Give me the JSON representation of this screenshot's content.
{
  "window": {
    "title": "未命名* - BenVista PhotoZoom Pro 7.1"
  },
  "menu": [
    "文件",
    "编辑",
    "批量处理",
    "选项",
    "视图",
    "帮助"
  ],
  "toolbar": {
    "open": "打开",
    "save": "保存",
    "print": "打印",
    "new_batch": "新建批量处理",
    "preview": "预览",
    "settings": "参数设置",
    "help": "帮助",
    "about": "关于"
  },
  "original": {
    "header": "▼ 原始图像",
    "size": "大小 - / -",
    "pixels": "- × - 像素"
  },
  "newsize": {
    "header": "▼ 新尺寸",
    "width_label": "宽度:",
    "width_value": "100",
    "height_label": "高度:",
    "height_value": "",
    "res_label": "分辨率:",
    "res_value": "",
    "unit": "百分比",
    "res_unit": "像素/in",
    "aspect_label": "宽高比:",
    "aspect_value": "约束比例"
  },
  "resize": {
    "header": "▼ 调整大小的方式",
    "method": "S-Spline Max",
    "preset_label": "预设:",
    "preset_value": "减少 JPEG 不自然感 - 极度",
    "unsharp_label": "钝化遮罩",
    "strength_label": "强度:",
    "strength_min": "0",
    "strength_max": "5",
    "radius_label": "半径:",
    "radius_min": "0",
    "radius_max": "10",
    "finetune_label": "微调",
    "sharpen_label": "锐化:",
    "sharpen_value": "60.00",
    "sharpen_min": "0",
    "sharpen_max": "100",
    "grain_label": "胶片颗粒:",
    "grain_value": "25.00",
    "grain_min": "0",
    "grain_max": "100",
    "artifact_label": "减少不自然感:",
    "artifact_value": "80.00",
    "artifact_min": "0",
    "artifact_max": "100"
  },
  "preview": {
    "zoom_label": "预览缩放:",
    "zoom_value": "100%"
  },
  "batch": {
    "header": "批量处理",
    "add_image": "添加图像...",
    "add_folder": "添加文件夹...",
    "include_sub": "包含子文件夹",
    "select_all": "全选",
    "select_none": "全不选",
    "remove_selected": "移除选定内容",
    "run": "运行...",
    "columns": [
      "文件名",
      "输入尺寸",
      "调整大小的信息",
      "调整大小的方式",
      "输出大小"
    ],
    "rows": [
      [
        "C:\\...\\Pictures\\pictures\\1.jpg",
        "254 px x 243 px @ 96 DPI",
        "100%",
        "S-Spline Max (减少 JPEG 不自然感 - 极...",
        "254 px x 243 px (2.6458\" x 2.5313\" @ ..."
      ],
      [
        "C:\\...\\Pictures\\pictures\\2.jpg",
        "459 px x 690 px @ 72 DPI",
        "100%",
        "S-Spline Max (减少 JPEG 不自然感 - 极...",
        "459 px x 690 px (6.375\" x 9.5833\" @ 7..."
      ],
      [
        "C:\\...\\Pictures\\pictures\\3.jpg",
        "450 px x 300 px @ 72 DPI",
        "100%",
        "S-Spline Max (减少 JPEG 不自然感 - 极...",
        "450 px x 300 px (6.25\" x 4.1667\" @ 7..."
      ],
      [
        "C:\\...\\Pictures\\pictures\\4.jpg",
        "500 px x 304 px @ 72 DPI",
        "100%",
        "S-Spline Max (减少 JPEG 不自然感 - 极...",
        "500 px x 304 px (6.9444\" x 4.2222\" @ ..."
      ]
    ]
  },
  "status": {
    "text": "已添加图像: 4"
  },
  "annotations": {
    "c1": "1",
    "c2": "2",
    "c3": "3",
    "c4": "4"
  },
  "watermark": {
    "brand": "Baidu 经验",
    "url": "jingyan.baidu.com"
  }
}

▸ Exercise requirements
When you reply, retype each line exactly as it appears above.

▸ Problem solution
Give me the JSON representation of this screenshot's content.
{
  "window": {
    "title": "未命名* - BenVista PhotoZoom Pro 7.1"
  },
  "menu": [
    "文件",
    "编辑",
    "批量处理",
    "选项",
    "视图",
    "帮助"
  ],
  "toolbar": {
    "open": "打开",
    "save": "保存",
    "print": "打印",
    "new_batch": "新建批量处理",
    "preview": "预览",
    "settings": "参数设置",
    "help": "帮助",
    "about": "关于"
  },
  "original": {
    "header": "▼ 原始图像",
    "size": "大小 - / -",
    "pixels": "- × - 像素"
  },
  "newsize": {
    "header": "▼ 新尺寸",
    "width_label": "宽度:",
    "width_value": "100",
    "height_label": "高度:",
    "height_value": "",
    "res_label": "分辨率:",
    "res_value": "",
    "unit": "百分比",
    "res_unit": "像素/in",
    "aspect_label": "宽高比:",
    "aspect_value": "约束比例"
  },
  "resize": {
    "header": "▼ 调整大小的方式",
    "method": "S-Spline Max",
    "preset_label": "预设:",
    "preset_value": "减少 JPEG 不自然感 - 极度",
    "unsharp_label": "钝化遮罩",
    "strength_label": "强度:",
    "strength_min": "0",
    "strength_max": "5",
    "radius_label": "半径:",
    "radius_min": "0",
    "radius_max": "10",
    "finetune_label": "微调",
    "sharpen_label": "锐化:",
    "sharpen_value": "60.00",
    "sharpen_min": "0",
    "sharpen_max": "100",
    "grain_label": "胶片颗粒:",
    "grain_value": "25.00",
    "grain_min": "0",
    "grain_max": "100",
    "artifact_label": "减少不自然感:",
    "artifact_value": "80.00",
    "artifact_min": "0",
    "artifact_max": "100"
  },
  "preview": {
    "zoom_label": "预览缩放:",
    "zoom_value": "100%"
  },
  "batch": {
    "header": "批量处理",
    "add_image": "添加图像...",
    "add_folder": "添加文件夹...",
    "include_sub": "包含子文件夹",
    "select_all": "全选",
    "select_none": "全不选",
    "remove_selected": "移除选定内容",
    "run": "运行...",
    "columns": [
      "文件名",
      "输入尺寸",
      "调整大小的信息",
      "调整大小的方式",
      "输出大小"
    ],
    "rows": [
      [
        "C:\\...\\Pictures\\pictures\\1.jpg",
        "254 px x 243 px @ 96 DPI",
        "100%",
        "S-Spline Max (减少 JPEG 不自然感 - 极...",
        "254 px x 243 px (2.6458\" x 2.5313\" @ ..."
      ],
      [
        "C:\\...\\Pictures\\pictures\\2.jpg",
        "459 px x 690 px @ 72 DPI",
        "100%",
        "S-Spline Max (减少 JPEG 不自然感 - 极...",
        "459 px x 690 px (6.375\" x 9.5833\" @ 7..."
      ],
      [
        "C:\\...\\Pictures\\pictures\\3.jpg",
        "450 px x 300 px @ 72 DPI",
        "100%",
        "S-Spline Max (减少 JPEG 不自然感 - 极...",
        "450 px x 300 px (6.25\" x 4.1667\" @ 7..."
      ],
      [
        "C:\\...\\Pictures\\pictures\\4.jpg",
        "500 px x 304 px @ 72 DPI",
        "100%",
        "S-Spline Max (减少 JPEG 不自然感 - 极...",
        "500 px x 304 px (6.9444\" x 4.2222\" @ ..."
      ]
    ]
  },
  "status": {
    "text": "已添加图像: 4"
  },
  "annotations": {
    "c1": "1",
    "c2": "2",
    "c3": "3",
    "c4": "4"
  },
  "watermark": {
    "brand": "Baidu 经验",
    "url": "jingyan.baidu.com"
  }
}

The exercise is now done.